Although I no longer teach students in the classroom — having retired after 43 years at NCSU — I still teach economics in other ways. I continue to write, speak and answer questions about the economy from just about anyone who asks. I’m one of those lucky people whose job has been the same as their hobby. In fact, when my wife asks me about some economic issue in the news, after about 15 minutes of me rambling on, she’ll jokingly interrupt by saying, “there’s the bell ringing, class is over.” The message is clear — be more concise next time!
My passion in teaching economics means I’m always looking for ways to communicate the discipline’s concepts that are timely and easy to understand. I’ve found that wrapping economics in a story that is relatable is the best way to teach the insights of the discipline.
Today there’s no more relatable story than COVID-19. In a new book titled, “Economics in One Virus,” author Ryan Bourne shows how the circumstances, debates and policies related to dealing with the pandemic and its accompanying recession highlight important economic concepts that are applicable to many aspects of life. Here I’ll highlight some of Bourne’s lessons as well as a few of my own.
Many economic decisions are made with a high degree of uncertainty: In the classroom I would assign students problems asking for a solution to a particular economic question facing a business or a household. With the information I provided, there was one correct answer.
Unfortunately, the real world often doesn’t provide the needed information to arrive at an exact answer, and COVID-19 is a perfect example of this. At the start, medical experts didn’t specifically know how the virus was spread, or if and when vaccines would be ready. Economists didn’t know how deep the COVID-19 recession would be, or how fast jobs would bounce back when the medical situation improved. Public leaders, therefore, had to make decisions about closures, restricted travel and masking — to name a few — without knowing precisely what was needed or the impacts. Real life decisions are much more difficult than classroom decisions — something I would always tell students after I graded their assignments.
Economics is about tradeoffs: One of the first things I taught students was that economics exists because we can’t have everything we want. If you use resources to buy one thing, you can’t use those same resources to buy something else. This is true no matter how many resources a person has.
The need to make tradeoffs became apparent as soon as we realized COVID-19 was a major medical crisis.
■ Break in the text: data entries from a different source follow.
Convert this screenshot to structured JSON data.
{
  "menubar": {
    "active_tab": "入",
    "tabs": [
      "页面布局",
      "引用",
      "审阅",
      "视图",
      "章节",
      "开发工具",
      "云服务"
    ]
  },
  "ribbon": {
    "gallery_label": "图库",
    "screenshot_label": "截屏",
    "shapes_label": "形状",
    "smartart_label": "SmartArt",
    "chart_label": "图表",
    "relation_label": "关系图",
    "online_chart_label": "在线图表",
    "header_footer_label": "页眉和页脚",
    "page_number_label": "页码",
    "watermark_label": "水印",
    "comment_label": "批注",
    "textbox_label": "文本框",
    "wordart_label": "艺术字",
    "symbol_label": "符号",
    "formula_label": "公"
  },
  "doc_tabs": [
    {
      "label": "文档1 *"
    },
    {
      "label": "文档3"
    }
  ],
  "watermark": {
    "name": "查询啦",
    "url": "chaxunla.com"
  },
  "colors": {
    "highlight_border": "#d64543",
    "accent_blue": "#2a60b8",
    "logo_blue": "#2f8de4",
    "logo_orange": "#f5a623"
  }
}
To initially control the virus’ spread and reduce deaths, personal contact needed to be limited. People needed to stay away from others they would normally see, especially in the workplace. Yet, if interactions at work were restricted, then the economy would be adversely impacted, and both jobs and incomes would be lost.
Hence, the tradeoff became less spread of the virus and fewer deaths versus lost jobs and incomes. States — usually governors — had to make this very tough call. Fortunately, over time as the virus was controlled and the vaccine implemented, the tradeoff became less severe. Yet with debates about masking and opening schools and large venues still alive in some states, the tradeoff is still with us.
Shortages always drive up prices: The two most fundamental ideas of economics are supply and demand. Businesses make products (supply) and consumers buy those products (demand). The balance between the two is price. When there’s more supply than demand, the price falls until buying increases. Alternatively, when there’s more demand than supply, the price rises until buying decreases.
The worst-case scenario is when supply declines at the same time demand rises. This situation is a recipe for a huge price increase.
This is exactly what happened a year ago with toilet paper and paper towels. Disruptions in the production of these two essentials combined with delivery delays created limitations in supply. Simultaneously, many consumers worried about not being able to find paper towels and toilet paper, and so they accelerated their purchases. The result was a tripling of prices in some markets. Resumption of production curbed panic buying and restored more normal prices.
How to handle negative externalities is controversial: In economics lingo, an externality occurs when an action by an economic agent (person, business) has a major impact on another economic agent. When this impact creates harm, the action is termed a negative externality. A neighbor playing loud music and pollution are examples of negative externalities. Often, government action is required for a solution.
During the pandemic, some argued that people choosing not to be vaccinated were creating a negative externality because they were leaving themselves exposed to getting and spreading the virus. Big debates have occurred over how to encourage vaccinations, from enforcing mandates to providing financial inducements.
The COVID-19 pandemic and recession provide numerous examples of how economic concepts and lessons are everywhere. You decide what we can learn.
Walden is a William Neal Reynolds Distinguished Professor Emeritus at North Carolina State University.